A white South African, Tillim is the first winner of the Robert Gardner Fellowship in Photography. Gardner, who funded the prize, is best known for his documentary "Dead Birds." A legendary figure in the field, he taught film at Harvard for many years.
"Avenue Patrice Lumumba: Photographs by Guy Tillim" is a product of the fellowship. It's at Harvard's Peabody Museum of Archaeology and Ethnology through Sept. 7. The photographer has described it as "a walk through avenues of dreams."
Naming streets after Patrice Lumumba is a common practice in southern Africa. Lumumba, the first elected prime minister of what is now the Democratic Republic of Congo, was murdered in 1961, only months after taking office. So he is that most alluring of historical types: the idealist who died before his ideals could be tested and, perhaps, found wanting. Thus the streets named for him very much are, as Tillim suggests, avenues of dreams: a dream of a continent freed from outside rule and left to flourish in freedom and prosperity.
The reality proved far different, which makes the dreamlike quality of Tillim's pictures all the more striking. There are 21 of them, taken in Mozambique, Madagascar, Congo, Angola, Ghana. Each is big, roughly 2 1/2 feet by 4 feet, and in color.

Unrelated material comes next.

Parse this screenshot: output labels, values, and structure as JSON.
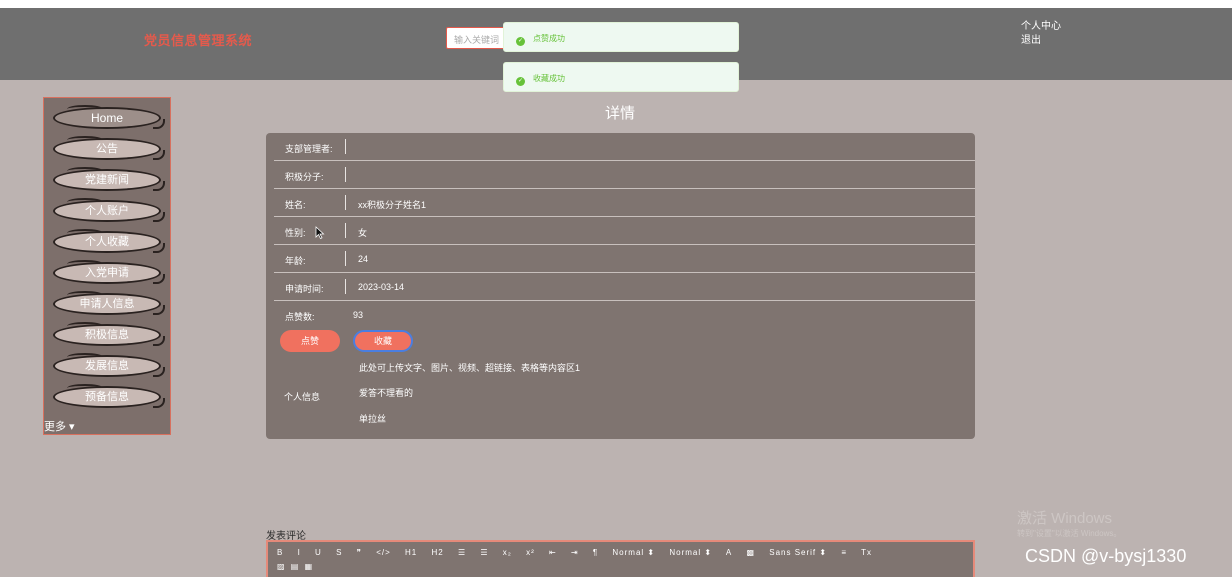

The color is so delicate as to seem almost faded - a function of the thin, watery light that fills many of Tillim's photographs. That's one contributor of dreaminess. Another is the parade of incongruity they record: a chair with torn armrests, headless statues, a sheet flapping on a clothesline in a drained swimming pool. Through a trick of perspective, a plaque shaped in an outline of the African continent looks like an oddly formed stain or bit of missing plaster.
Finally, there's the relative absence of people. A few times we glimpse a pedestrian on an otherwise-abandoned street, or a civil servant becalmed at his desk. But "Avenue Patrice Lumumba" is about space and the structures erected (and slowly collapsing) within it, not the people who use them.
The sense of depopulation makes sense. Given the chance, who wouldn't flee such scenes of unemphatic oppressiveness? The modifier is as important as the noun, though. Tillim reveals scraggliness, disrepair, and decay, but no horror. His pictures exhibit a gentleness that's at once generous-spirited and beguiling. He is a fellow African, after all, and there's nothing judgmental about his photographs. When Tillim speaks of "my embrace" of "this strange and beautiful hybrid landscape," one doubts neither the genuineness of his feeling nor the accuracy of his words.
That embrace would be better served were the photographs hung with more formality. They lack both mattes and frames. Perhaps the idea was to give the images an air of casualness and sense of greater immediacy. The effect, though, is of a disregard for upkeep and detail comparable to that evident in so many of the scenes Tillim has photographed.
Mark Feeney can be reached at email@example.com.